Review Summary: Death metal by numbers.
For most, the world of progressive death metal comes with a notion of self-indulgence. Endless bass solos and presumptions of Opeth-ian grandeur have led to a frenzied increasing of mindless noodling, over-blown musicianship as well as decreased songwriting. It begs the question of what a band has to do to stay relevant within their scene, without sacrificing in the areas mentioned above.
The fully-formed technicality that drives Beyond Creation has (for the most part) pushed through the misgivings found within the genre. The introspective nature found on the band’s last few records have evolved past the technical wank-fests plaguing modern technical death metal and their jazzier output allows room for Beyond Creation’s brand of technical death to breathe. The band’s newest offering, Algorythm
not only bridges the gaps between the group’s previous records in Earthborn Evolution
where simpler progression met with a melodic focus and the debut, The Aura

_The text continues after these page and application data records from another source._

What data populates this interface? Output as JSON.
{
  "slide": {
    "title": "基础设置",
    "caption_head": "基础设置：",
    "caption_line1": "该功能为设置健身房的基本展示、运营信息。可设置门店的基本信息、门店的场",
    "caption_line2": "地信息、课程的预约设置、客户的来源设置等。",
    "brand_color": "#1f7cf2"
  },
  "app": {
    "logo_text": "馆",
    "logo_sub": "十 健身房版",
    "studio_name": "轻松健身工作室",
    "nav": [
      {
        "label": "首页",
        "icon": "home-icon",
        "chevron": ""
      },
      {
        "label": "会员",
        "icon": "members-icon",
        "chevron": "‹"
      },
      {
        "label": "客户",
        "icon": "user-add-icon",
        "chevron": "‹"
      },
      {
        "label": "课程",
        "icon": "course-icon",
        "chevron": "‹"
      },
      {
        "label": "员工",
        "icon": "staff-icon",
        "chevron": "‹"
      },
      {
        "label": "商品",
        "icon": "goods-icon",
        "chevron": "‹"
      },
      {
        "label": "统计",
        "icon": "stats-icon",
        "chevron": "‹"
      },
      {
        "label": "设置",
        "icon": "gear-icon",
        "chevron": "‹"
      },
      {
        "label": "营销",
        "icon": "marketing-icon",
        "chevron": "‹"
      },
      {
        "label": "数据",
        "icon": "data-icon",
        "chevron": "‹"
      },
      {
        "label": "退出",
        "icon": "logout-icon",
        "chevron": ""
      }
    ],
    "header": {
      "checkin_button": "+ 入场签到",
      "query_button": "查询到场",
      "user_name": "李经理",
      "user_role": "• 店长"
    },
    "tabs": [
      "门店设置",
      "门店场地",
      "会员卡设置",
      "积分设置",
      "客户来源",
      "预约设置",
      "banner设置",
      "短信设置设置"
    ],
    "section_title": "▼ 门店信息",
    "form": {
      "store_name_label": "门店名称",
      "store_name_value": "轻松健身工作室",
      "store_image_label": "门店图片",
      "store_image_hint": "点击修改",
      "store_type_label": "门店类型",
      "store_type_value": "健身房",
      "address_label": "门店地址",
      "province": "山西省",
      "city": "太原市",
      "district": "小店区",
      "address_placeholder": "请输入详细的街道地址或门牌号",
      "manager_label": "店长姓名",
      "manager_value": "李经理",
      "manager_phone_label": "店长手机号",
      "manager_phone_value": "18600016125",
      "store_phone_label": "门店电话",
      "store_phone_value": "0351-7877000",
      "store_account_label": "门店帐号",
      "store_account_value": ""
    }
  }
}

which overly ambitious musicianship repressed the potential quality that Beyond Creation possess. Thankfully, Algorythm
begins to address the issues in between both releases and showcases a band building on its very foundations, encapsulating the very momentum at hand.
Sweeping statements aside, Algorythm
is a technically sound showcase of modern progressive death metal, but kicks off in a predictable fashion. “Disenthrall” is the typical symphonic build into monolithism. “Entre Suffrage et Mirage” is exactly the track listeners want to be hearing off a new Beyond Creation album. The riffs enter the fray fast and furiously, growled vocals tear through the mix, allowing both a sense of urgency and an ability to get lost amidst the tumultuous waves of lunging death metal riffs and blistering double bass. It is simply what it is, Algorythm
in a musical format. Whatever the listeners’ issues with modern death metal there will always be something on offer to placate the old school purists.
The bilingual nature of Beyond Creation may distance some listeners from this Montreal based, Quebec-ian powerhouse, but it doesn’t detract from the Algorythm
experience. With massive tracks like the somewhat brooding “Surface’s Echoes” and the Gojira-esque title track. Beyond Creation borrow only in influence, reinforcing their own style of technically capable death metal. But as the towering layers of death metal lunge from strength to strength there is respite, and a calmness that breaks the album near in two. “À travers le temps et l’oubli” is a key led expression of cinematic atmosphere, releasing all the tension built either side of this graceful wall. Rest assured that the band’s typical gravitational pull to all things heavy returns quickly on arguably the album’s heaviest track, “In Adversity”. At just over three minutes, it’s all groove and sensibly technical prowess on display. While being one of the record’s shortest compositions, there’s still plenty going on in the typical Beyond Creation vein. Bass noodling, sweeping leads, the full assortment of percussive range from the tech death handbook… even Simon Gerard’s deep vocal growls push past the standards found on the group’s previous records and showcase a group of musicians hitting their collective strides.
Beyond Creation are not doing a lot differently from their previous releases, nor are they making pains to do different from similar acts. Algorythm
is simply ‘better’, despite the misgivings of the genre. Overall Beyond Creation’s newest offering stands tall, moving easily from one musical idea to the next. It’s not perfect in mixing it in its bearing but these gripes can be overlooked in simple appreciation of what it takes to be relevant in the technical death metal scene. Beyond Creation have found a monolithic synergy to their music, now they’ve just got to keep the momentum going. Algorythm
isn’t album of the year material, but it’s definitely worth its replay values.